It’s a work in progress.
Just 40 hours after learning All-Star center DeMarcus Cousins would miss the remainder of the season, the reconfigured New Orleans Pelicans took the floor for the first time without him.
What looked like an easy transition in the early going eventually revealed how long the learning curve might be. A 21-point lead disappeared in less than a quarter, as the Los Angeles Clippers dominated the second half en route to a 112-103 win at the Smoothie King Center.
It marked the Pelicans' first loss in five games, but in many ways, this one felt like the start of a new season.
"If we win today, we're not going to think we've got it figured out,” coach Alvin Gentry said before the tip. "If we lose today, then we're not going to think the world's coming to an end. We're not dead. We just lost a good player."
But for a few stretches, it looked like the Pelicans might need to be re-birthed to maintain their playoff status.
Without Cousins to pull away defenders’ attention, the Clippers keyed on Anthony Davis and didn’t allow him many clean looks at the rim, forcing the Pelicans offense to attack from the outside.
“He’s not going to play against two or three guys, and that’s the challenge right now without DeMarcus out there,” Gentry said. “So, he has two or three guys on him, and he’s making the right basketball play.”
But many of the shots Davis created failed to fall.
As the once-big lead slipped away, New Orleans missed 11 consecutive 3-pointers.

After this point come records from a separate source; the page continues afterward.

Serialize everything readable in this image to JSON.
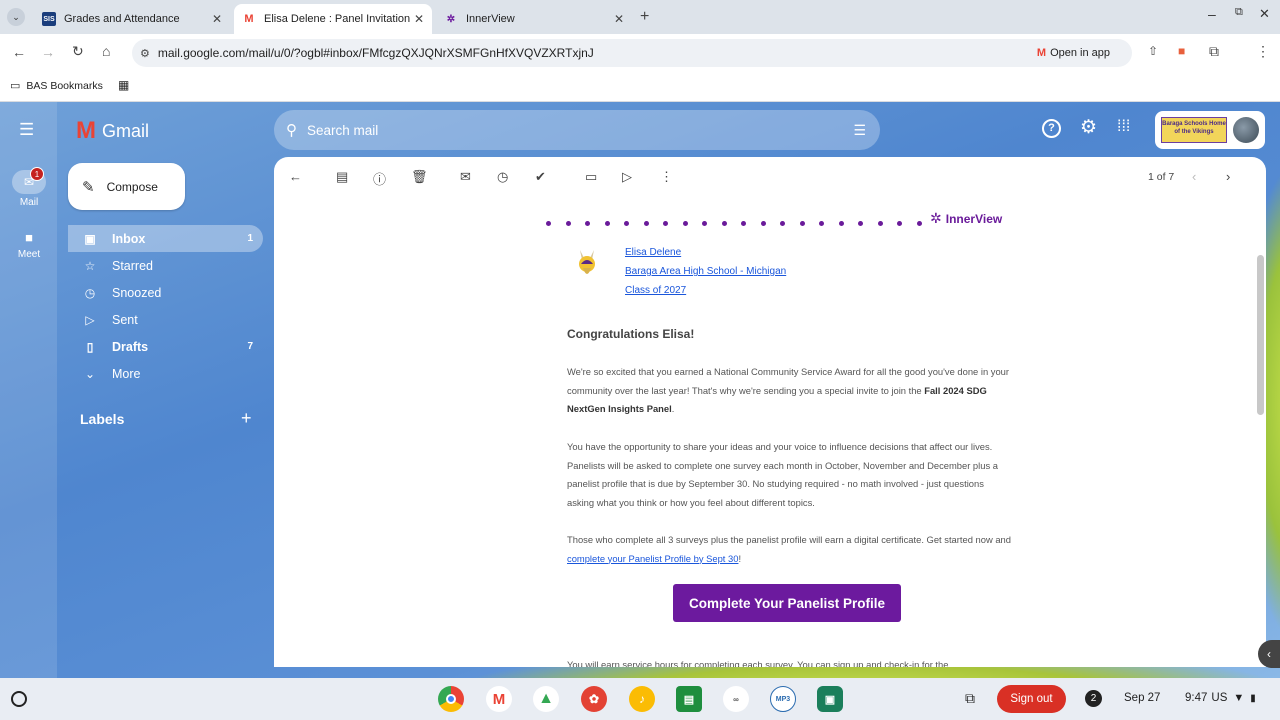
{
  "browser": {
    "tabs": [
      {
        "label": "Grades and Attendance",
        "favicon": "SIS"
      },
      {
        "label": "Elisa Delene : Panel Invitation -",
        "favicon": "M"
      },
      {
        "label": "InnerView"
      }
    ],
    "url": "mail.google.com/mail/u/0/?ogbl#inbox/FMfcgzQXJQNrXSMFGnHfXVQVZXRTxjnJ",
    "open_in_app": "Open in app",
    "bookmarks_label": "BAS Bookmarks"
  },
  "gmail": {
    "brand": "Gmail",
    "search_placeholder": "Search mail",
    "rail": {
      "mail": "Mail",
      "mail_badge": "1",
      "meet": "Meet"
    },
    "compose": "Compose",
    "nav": [
      {
        "label": "Inbox",
        "count": "1",
        "icon": "inbox-icon"
      },
      {
        "label": "Starred",
        "count": "",
        "icon": "star-icon"
      },
      {
        "label": "Snoozed",
        "count": "",
        "icon": "clock-icon"
      },
      {
        "label": "Sent",
        "count": "",
        "icon": "send-icon"
      },
      {
        "label": "Drafts",
        "count": "7",
        "icon": "draft-icon"
      },
      {
        "label": "More",
        "count": "",
        "icon": "chevron-down-icon"
      }
    ],
    "labels_heading": "Labels",
    "pager": "1 of 7",
    "account_logo_text": "Baraga Schools Home of the Vikings"
  },
  "email": {
    "brand": "InnerView",
    "student_name": "Elisa Delene",
    "school": "Baraga Area High School - Michigan",
    "class_year": "Class of 2027",
    "greeting": "Congratulations Elisa!",
    "p1_a": "We're so excited that you earned a National Community Service Award for all the good you've done in your community over the last year! That's why we're sending you a special invite to join the ",
    "p1_bold": "Fall 2024 SDG NextGen Insights Panel",
    "p1_end": ".",
    "p2": "You have the opportunity to share your ideas and your voice to influence decisions that affect our lives. Panelists will be asked to complete one survey each month in October, November and December plus a panelist profile that is due by September 30. No studying required - no math involved - just questions asking what you think or how you feel about different topics.",
    "p3_a": "Those who complete all 3 surveys plus the panelist profile will earn a digital certificate. Get started now and ",
    "p3_link": "complete your Panelist Profile by Sept 30",
    "p3_end": "!",
    "cta": "Complete Your Panelist Profile",
    "p4": "You will earn service hours for completing each survey. You can sign up and check-in for the"
  },
  "shelf": {
    "sign_out": "Sign out",
    "notifications": "2",
    "date": "Sep 27",
    "time": "9:47",
    "locale": "US"
  },
  "colors": {
    "accent_purple": "#6c1a9e",
    "sign_out_red": "#d93025",
    "link_blue": "#1a56db"
  }
}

They finished just 9 of 34 (26.5 percent) from beyond the arc, and seven of those makes came during a first-half flurry.
“I think we got a lot of good, wide-open shots that we want to take,” Jrue Holiday said. “I think they all missed short because I think our legs were a little sluggish.”
It would stand to reason. Davis logged 41 minutes, tallying 25 points and 17 rebounds, while Holiday played 37 minutes, scoring 20.
It’s a new reality for the Pelicans, who already leaned heavily on their stars, but the burden of responsibility is distributed between two men instead of among three.
“If he’s tired, he tells me,” Gentry said of Davis’ extended workload. “I would like to play him 28 minutes, but that’s not feasible to do when you have an opportunity to win. That’s just the way it is.”
The icy shooting in the second half was precisely what the Pelicans couldn’t afford as Clippers star Blake Griffin heated up. And Griffin never slowed down, burying the dagger 3-pointer in the final minute to put the Clippers up three possessions and ending any hopes at a last-gasp run.
“The shots were open and we usually make those shots, but that’s just how it goes sometimes,” guard Ian Clark said. “I think we let it affect us some at the other end, too, and we can’t let that happen. I think part of what happened in the third quarter is we got in our heads and we didn’t play the rest of the game the right way with the right intensity.”
For many fans in the Smoothie King Center, some of the lineups likely prompted a second or third glance down at the floor.
Gentry’s decision to stagger Davis and Holiday’s minutes ensured one or the other would be on the floor at all times. It’s the same tactic he employed for Cousins and Davis, but without Cousins, it left some unique groupings learning to play together.
For example, late in the first quarter Holiday was joined by DeAndre Liggins, Omer Asik, Ian Clark and Darius Miller. It’s the first time that group has taken the floor this season.
But, the unorthodox look actually proved successful, outscoring L.A. by 10 points over eight minutes in first and second quarters and extending New Orleans' lead.
Davis played the whole second half, so that group didn't play together for the remainder of the game, but it was at least a glimpse into what’s possible.
“We made simple plays,” Clark said. “It was a brand new group, but we showed we can make it work, and with some practice time, it can get a lot better.”
Indeed, the Pelicans are forced to regroup and learn their first lesson about life without Cousins.
“It’s one game,” Gentry said. “We are going to go back and make adjustments and see what we can do, and see if we can make it a little bit better.”